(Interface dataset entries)

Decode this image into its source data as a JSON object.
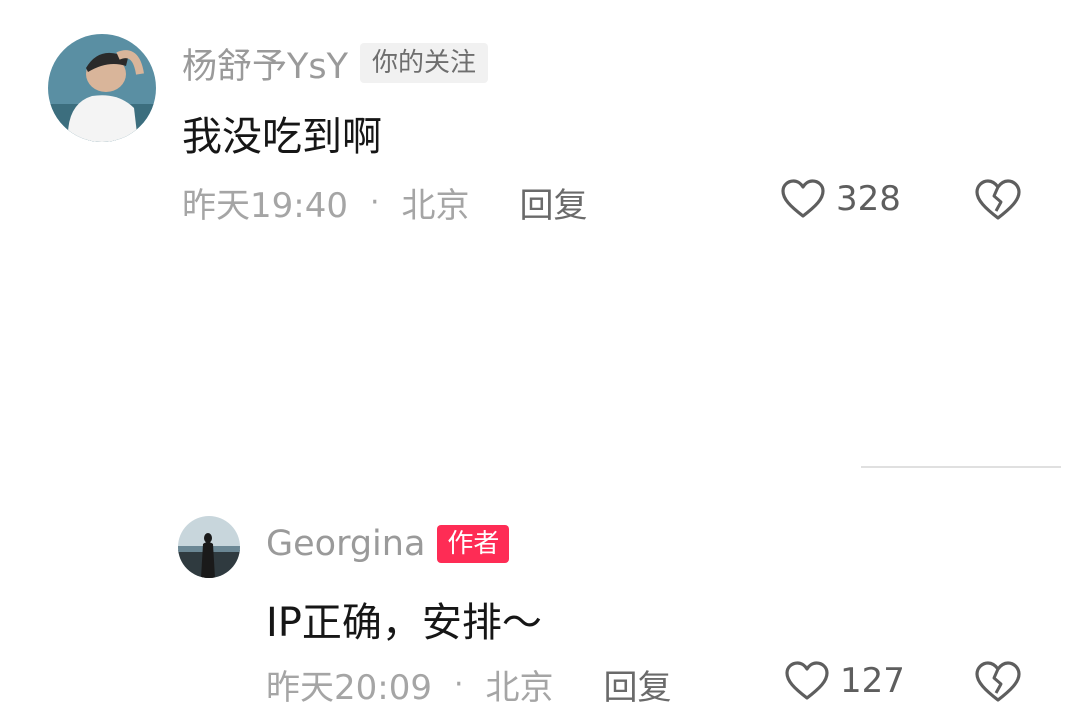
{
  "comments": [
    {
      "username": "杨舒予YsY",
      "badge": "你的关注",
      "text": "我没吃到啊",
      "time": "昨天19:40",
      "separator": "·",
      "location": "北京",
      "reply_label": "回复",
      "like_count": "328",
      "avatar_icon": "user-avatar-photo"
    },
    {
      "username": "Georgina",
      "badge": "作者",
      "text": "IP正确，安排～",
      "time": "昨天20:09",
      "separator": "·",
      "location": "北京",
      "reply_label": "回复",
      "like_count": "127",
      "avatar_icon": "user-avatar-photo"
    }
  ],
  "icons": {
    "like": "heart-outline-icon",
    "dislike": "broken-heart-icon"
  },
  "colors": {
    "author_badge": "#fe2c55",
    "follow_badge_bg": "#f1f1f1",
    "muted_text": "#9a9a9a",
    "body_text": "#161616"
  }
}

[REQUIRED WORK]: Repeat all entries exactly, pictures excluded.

[SOLUTION FOR THIS PROBLEM]:
Decode this image into its source data as a JSON object.
{
  "comments": [
    {
      "username": "杨舒予YsY",
      "badge": "你的关注",
      "text": "我没吃到啊",
      "time": "昨天19:40",
      "separator": "·",
      "location": "北京",
      "reply_label": "回复",
      "like_count": "328",
      "avatar_icon": "user-avatar-photo"
    },
    {
      "username": "Georgina",
      "badge": "作者",
      "text": "IP正确，安排～",
      "time": "昨天20:09",
      "separator": "·",
      "location": "北京",
      "reply_label": "回复",
      "like_count": "127",
      "avatar_icon": "user-avatar-photo"
    }
  ],
  "icons": {
    "like": "heart-outline-icon",
    "dislike": "broken-heart-icon"
  },
  "colors": {
    "author_badge": "#fe2c55",
    "follow_badge_bg": "#f1f1f1",
    "muted_text": "#9a9a9a",
    "body_text": "#161616"
  }
}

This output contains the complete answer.